Something about today’s date felt oddly familiar to me this evening. It seemed as though it used to be important. Who did I associate it with?
And then it hit me. It was her birthday.
It’s really hard to explain my relationship with her. I’ve written about it before, so I’m not going to rehash it. But her birthday has me thinking about that again. And about other relationships. And about love itself.
Why are my memories of love so mixed? I’ve experienced some of my greatest joys in love, but my deepest agonies and hurts have also come from love and its aftermath. I need love, but the fear of being hurt again is so awful that it’s devastating.
The woman whose birthday is today is happily married and we haven’t spoken for a very long time. She eventually realized that I would never love her. She wasn’t willing to be my second choice. And she was wise enough to walk away instead of remaining my “back-up plan.”
Why is it that one person usually loves more than the other? And why do those relationships hurt the worst?
After a different woman gave up on me — after I backed out of marrying her — she married someone else. She quickly started dating another man and married him less than a year later. It was a very bitter period for both of us.
A couple of years later, we ended up having extensive conversations — long emails and intense phone calls — for many months.
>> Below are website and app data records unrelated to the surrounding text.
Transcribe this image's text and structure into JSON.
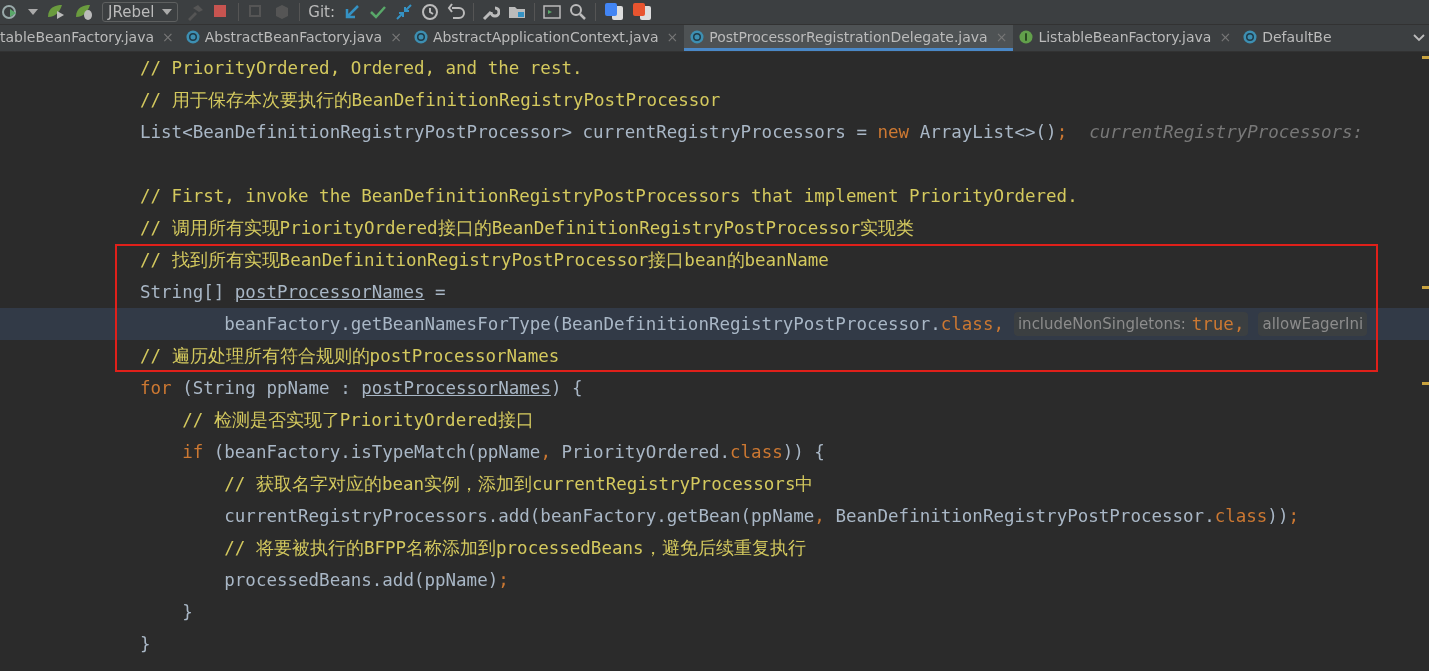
{
  "toolbar": {
    "vcs_profile": "JRebel",
    "git_label": "Git:"
  },
  "tabs": [
    {
      "label": "tableBeanFactory.java",
      "selected": false,
      "close": "×"
    },
    {
      "label": "AbstractBeanFactory.java",
      "kind": "class",
      "selected": false,
      "close": "×"
    },
    {
      "label": "AbstractApplicationContext.java",
      "kind": "class",
      "selected": false,
      "close": "×"
    },
    {
      "label": "PostProcessorRegistrationDelegate.java",
      "kind": "class",
      "selected": true,
      "close": "×"
    },
    {
      "label": "ListableBeanFactory.java",
      "kind": "interface",
      "selected": false,
      "close": "×"
    },
    {
      "label": "DefaultBe",
      "kind": "class",
      "selected": false
    }
  ],
  "lines": [
    {
      "current": false,
      "boxed": false,
      "segments": [
        {
          "kind": "comment",
          "text": "// PriorityOrdered, Ordered, and the rest."
        }
      ]
    },
    {
      "current": false,
      "boxed": false,
      "segments": [
        {
          "kind": "comment",
          "text": "// 用于保存本次要执行的BeanDefinitionRegistryPostProcessor"
        }
      ]
    },
    {
      "current": false,
      "boxed": false,
      "segments": [
        {
          "kind": "code",
          "text": "List<BeanDefinitionRegistryPostProcessor> currentRegistryProcessors = "
        },
        {
          "kind": "keyword",
          "text": "new"
        },
        {
          "kind": "code",
          "text": " ArrayList<>()"
        },
        {
          "kind": "keyword",
          "text": ";"
        },
        {
          "kind": "hint",
          "text": "currentRegistryProcessors:"
        }
      ]
    },
    {
      "current": false,
      "boxed": false
    },
    {
      "current": false,
      "boxed": false,
      "segments": [
        {
          "kind": "comment",
          "text": "// First, invoke the BeanDefinitionRegistryPostProcessors that implement PriorityOrdered."
        }
      ]
    },
    {
      "current": false,
      "boxed": false,
      "segments": [
        {
          "kind": "comment",
          "text": "// 调用所有实现PriorityOrdered接口的BeanDefinitionRegistryPostProcessor实现类"
        }
      ]
    },
    {
      "current": false,
      "boxed": true,
      "segments": [
        {
          "kind": "comment",
          "text": "// 找到所有实现BeanDefinitionRegistryPostProcessor接口bean的beanName"
        }
      ]
    },
    {
      "current": false,
      "boxed": true,
      "segments": [
        {
          "kind": "code",
          "text": "String[] "
        },
        {
          "kind": "field",
          "text": "postProcessorNames"
        },
        {
          "kind": "code",
          "text": " ="
        }
      ],
      "children": [
        {
          "kind": "continuation",
          "current": true,
          "boxed": true,
          "segments": [
            {
              "kind": "code",
              "text": "beanFactory.getBeanNamesForType(BeanDefinitionRegistryPostProcessor."
            },
            {
              "kind": "keyword",
              "text": "class,"
            },
            {
              "kind": "inlay",
              "text": "includeNonSingletons:",
              "value": "true,"
            },
            {
              "kind": "inlay",
              "text": "allowEagerIni"
            }
          ]
        }
      ]
    },
    {
      "current": false,
      "boxed": true,
      "segments": [
        {
          "kind": "comment",
          "text": "// 遍历处理所有符合规则的postProcessorNames"
        }
      ]
    },
    {
      "current": false,
      "boxed": false,
      "segments": [
        {
          "kind": "keyword",
          "text": "for"
        },
        {
          "kind": "code",
          "text": " (String ppName : "
        },
        {
          "kind": "field",
          "text": "postProcessorNames"
        },
        {
          "kind": "code",
          "text": ") {"
        }
      ],
      "children": [
        {
          "current": false,
          "boxed": false,
          "segments": [
            {
              "kind": "comment",
              "text": "// 检测是否实现了PriorityOrdered接口"
            }
          ]
        },
        {
          "current": false,
          "boxed": false,
          "segments": [
            {
              "kind": "keyword",
              "text": "if"
            },
            {
              "kind": "code",
              "text": " (beanFactory.isTypeMatch(ppName"
            },
            {
              "kind": "keyword",
              "text": ","
            },
            {
              "kind": "code",
              "text": " PriorityOrdered."
            },
            {
              "kind": "keyword",
              "text": "class"
            },
            {
              "kind": "code",
              "text": ")) {"
            }
          ],
          "children": [
            {
              "current": false,
              "boxed": false,
              "segments": [
                {
                  "kind": "comment",
                  "text": "// 获取名字对应的bean实例，添加到currentRegistryProcessors中"
                }
              ]
            },
            {
              "current": false,
              "boxed": false,
              "segments": [
                {
                  "kind": "code",
                  "text": "currentRegistryProcessors.add(beanFactory.getBean(ppName"
                },
                {
                  "kind": "keyword",
                  "text": ","
                },
                {
                  "kind": "code",
                  "text": " BeanDefinitionRegistryPostProcessor."
                },
                {
                  "kind": "keyword",
                  "text": "class"
                },
                {
                  "kind": "code",
                  "text": "))"
                },
                {
                  "kind": "keyword",
                  "text": ";"
                }
              ]
            },
            {
              "current": false,
              "boxed": false,
              "segments": [
                {
                  "kind": "comment",
                  "text": "// 将要被执行的BFPP名称添加到processedBeans，避免后续重复执行"
                }
              ]
            },
            {
              "current": false,
              "boxed": false,
              "segments": [
                {
                  "kind": "code",
                  "text": "processedBeans.add(ppName)"
                },
                {
                  "kind": "keyword",
                  "text": ";"
                }
              ]
            }
          ]
        },
        {
          "current": false,
          "boxed": false,
          "segments": [
            {
              "kind": "code",
              "text": "}"
            }
          ]
        }
      ]
    },
    {
      "current": false,
      "boxed": false,
      "segments": [
        {
          "kind": "code",
          "text": "}"
        }
      ]
    }
  ]
}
I asked her forgiveness for some of the ways in which I had handled some things between us. She expressed deep and painful regret about her subsequent decisions.
She once asked me to watch a German film called “Nowhere in Africa.” She had just watched it and the movie had made a profound impression on her, mostly for one point about love.
“One person always loves more,” a man in the film said. “That’s what makes it so difficult. And the one who loves more is vulnerable.”
When I had backed out of marrying her, she felt that she had loved me far more than I loved her. So she was badly hurt that I backed out. She was the vulnerable one.
When I later decided I had made a mistake — that I should have married her and that I still wanted her at the time — she had moved on and married someone else. She was afraid of me hurting her again, she said. I loved more at that point, so I was the vulnerable one.
She came to see love in a way that I see as very cynical. She saw love as nothing but the actions you do for someone, completely disconnected from the emotions of the heart. We were both hurt and she ended up believing it was better not to feel love beyond the conscious decision to care about someone.
I believe she locked her heart in a box — to keep it safe — because it was the only way to deal with something which had hurt her terribly. (She might very well disagree with my interpretation. I clearly don’t speak for her, but I’m making a point that goes beyond her.)
It’s true that one person frequently does love more. I’ve been on both sides of this. The only thing I can say with any certainty is that as long as one person loves more, there’s only pain and alienation. In many cases, that eventually turns to numbness. Even to hatred.
The only love that survives is the one in which two people love equally. Those are rare, but they exist. I still hope to experience that miracle once again. Very soon.
The safe way to deal with this fear is to hide your heart away in a box. To turn love into a series of obligations and promises and duties. Not to allow yourself to feel anything. But the great English writer C.S. Lewis made the case against this in his book, “The Four Loves.”
“There is no safe investment,” Lewis wrote. “To love at all is to be vulnerable. Love anything, and your heart will certainly be wrung and possibly be broken. If you want to make sure of keeping it intact, you must give your heart to no one, not even to an animal. Wrap it carefully round with hobbies and little luxuries; avoid all entanglements; lock it up safe in the casket or coffin of your selfishness. But in that casket — safe, dark, motionless, airless — it will change. It will not be broken; it will become unbreakable, impenetrable, irredeemable. The alternative to tragedy, or at least to the risk of tragedy, is damnation. The only place outside Heaven where you can be perfectly safe from all the dangers and perturbations of love is Hell.”
To live without love is a special kind of hell on Earth. To live with deep love for someone else — and not to be loved in return — is a very different kind of hell. Both are deeply painful.
So on this birthday of that long-ago girlfriend who was never going to get the right kind of love from me, I’m grateful that she moved on and found the man who wanted her as much as she wanted him.
And as I experience the painful memories of past loves and past hurts — for which I have nothing to show at the moment — I hope to remain constantly aware of the warning we get from Lewis.
I don’t want to put my heart in a box. I want to allow my heart to love — however it needs to — even when the feeling of not being loved in return makes life an emotionally hellish and depressing experience.
“To love at all is to be vulnerable.”